Problem details | No pictures should be carried over. Output all other parts of the entries verbatim.

Start of Data

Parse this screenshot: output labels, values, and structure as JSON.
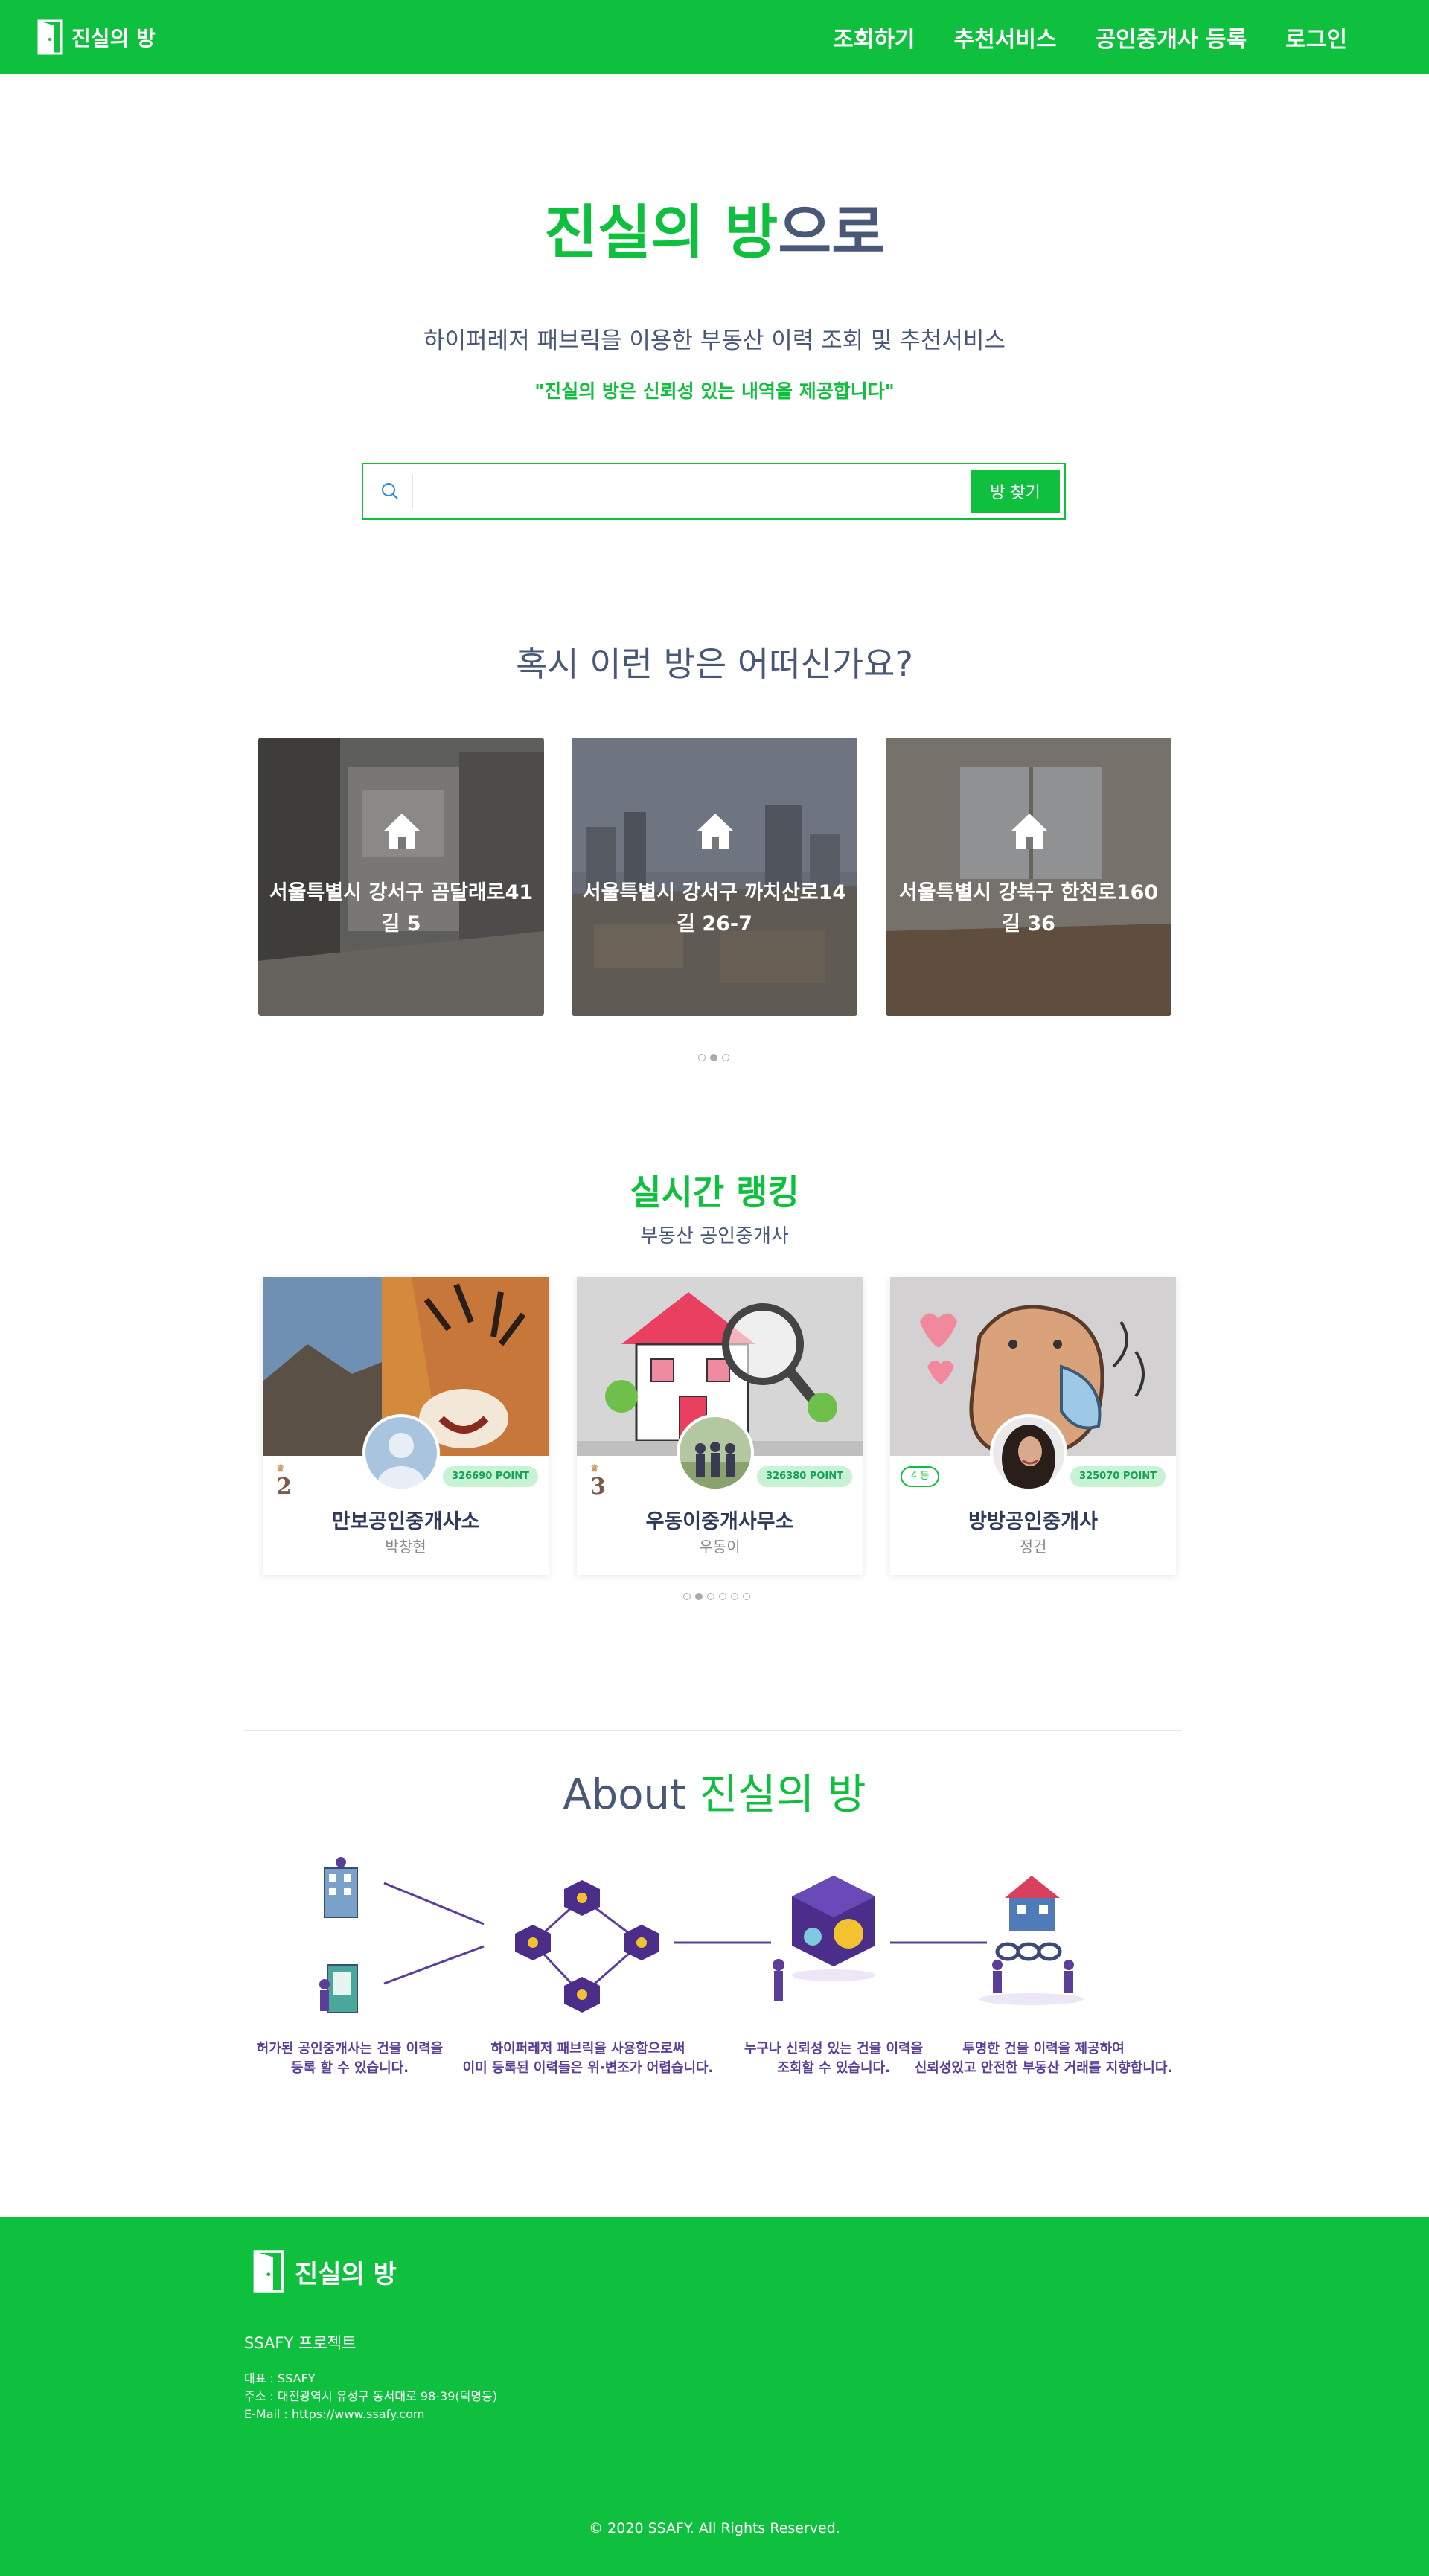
{
  "header": {
    "logo_text": "진실의 방",
    "nav": [
      "조회하기",
      "추천서비스",
      "공인중개사 등록",
      "로그인"
    ]
  },
  "hero": {
    "title_green": "진실의 방",
    "title_dark": "으로",
    "subtitle": "하이퍼레저 패브릭을 이용한 부동산 이력 조회 및 추천서비스",
    "quote": "\"진실의 방은 신뢰성 있는 내역을 제공합니다\""
  },
  "search": {
    "placeholder": "",
    "button_label": "방 찾기"
  },
  "recommend": {
    "title": "혹시 이런 방은 어떠신가요?",
    "rooms": [
      {
        "address": "서울특별시 강서구 곰달래로41길 5"
      },
      {
        "address": "서울특별시 강서구 까치산로14길 26-7"
      },
      {
        "address": "서울특별시 강북구 한천로160길 36"
      }
    ],
    "dots": 3,
    "active_dot": 1
  },
  "ranking": {
    "title": "실시간 랭킹",
    "subtitle": "부동산 공인중개사",
    "cards": [
      {
        "rank": "2",
        "name": "만보공인중개사소",
        "owner": "박창현",
        "points": "326690 POINT"
      },
      {
        "rank": "3",
        "name": "우동이중개사무소",
        "owner": "우동이",
        "points": "326380 POINT"
      },
      {
        "rank": "4 등",
        "name": "방방공인중개사",
        "owner": "정건",
        "points": "325070 POINT"
      }
    ],
    "dots": 6,
    "active_dot": 1
  },
  "about": {
    "title_dark": "About ",
    "title_green": "진실의 방",
    "steps": [
      {
        "line1": "허가된 공인중개사는 건물 이력을",
        "line2": "등록 할 수 있습니다."
      },
      {
        "line1": "하이퍼레저 패브릭을 사용함으로써",
        "line2": "이미 등록된 이력들은 위·변조가 어렵습니다."
      },
      {
        "line1": "누구나 신뢰성 있는 건물 이력을",
        "line2": "조회할 수 있습니다."
      },
      {
        "line1": "투명한 건물 이력을 제공하여",
        "line2": "신뢰성있고 안전한 부동산 거래를 지향합니다."
      }
    ]
  },
  "footer": {
    "logo_text": "진실의 방",
    "project": "SSAFY 프로젝트",
    "ceo": "대표 : SSAFY",
    "address": "주소 : 대전광역시 유성구 동서대로 98-39(덕명동)",
    "email": "E-Mail : https://www.ssafy.com",
    "copyright": "© 2020 SSAFY. All Rights Reserved."
  },
  "colors": {
    "brand_green": "#0fbf3e",
    "text_navy": "#4a5878",
    "illustration_purple": "#5b3e98"
  }
}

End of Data

Answer space |
Parse this screenshot: output labels, values, and structure as JSON.
{
  "header": {
    "logo_text": "진실의 방",
    "nav": [
      "조회하기",
      "추천서비스",
      "공인중개사 등록",
      "로그인"
    ]
  },
  "hero": {
    "title_green": "진실의 방",
    "title_dark": "으로",
    "subtitle": "하이퍼레저 패브릭을 이용한 부동산 이력 조회 및 추천서비스",
    "quote": "\"진실의 방은 신뢰성 있는 내역을 제공합니다\""
  },
  "search": {
    "placeholder": "",
    "button_label": "방 찾기"
  },
  "recommend": {
    "title": "혹시 이런 방은 어떠신가요?",
    "rooms": [
      {
        "address": "서울특별시 강서구 곰달래로41길 5"
      },
      {
        "address": "서울특별시 강서구 까치산로14길 26-7"
      },
      {
        "address": "서울특별시 강북구 한천로160길 36"
      }
    ],
    "dots": 3,
    "active_dot": 1
  },
  "ranking": {
    "title": "실시간 랭킹",
    "subtitle": "부동산 공인중개사",
    "cards": [
      {
        "rank": "2",
        "name": "만보공인중개사소",
        "owner": "박창현",
        "points": "326690 POINT"
      },
      {
        "rank": "3",
        "name": "우동이중개사무소",
        "owner": "우동이",
        "points": "326380 POINT"
      },
      {
        "rank": "4 등",
        "name": "방방공인중개사",
        "owner": "정건",
        "points": "325070 POINT"
      }
    ],
    "dots": 6,
    "active_dot": 1
  },
  "about": {
    "title_dark": "About ",
    "title_green": "진실의 방",
    "steps": [
      {
        "line1": "허가된 공인중개사는 건물 이력을",
        "line2": "등록 할 수 있습니다."
      },
      {
        "line1": "하이퍼레저 패브릭을 사용함으로써",
        "line2": "이미 등록된 이력들은 위·변조가 어렵습니다."
      },
      {
        "line1": "누구나 신뢰성 있는 건물 이력을",
        "line2": "조회할 수 있습니다."
      },
      {
        "line1": "투명한 건물 이력을 제공하여",
        "line2": "신뢰성있고 안전한 부동산 거래를 지향합니다."
      }
    ]
  },
  "footer": {
    "logo_text": "진실의 방",
    "project": "SSAFY 프로젝트",
    "ceo": "대표 : SSAFY",
    "address": "주소 : 대전광역시 유성구 동서대로 98-39(덕명동)",
    "email": "E-Mail : https://www.ssafy.com",
    "copyright": "© 2020 SSAFY. All Rights Reserved."
  },
  "colors": {
    "brand_green": "#0fbf3e",
    "text_navy": "#4a5878",
    "illustration_purple": "#5b3e98"
  }
}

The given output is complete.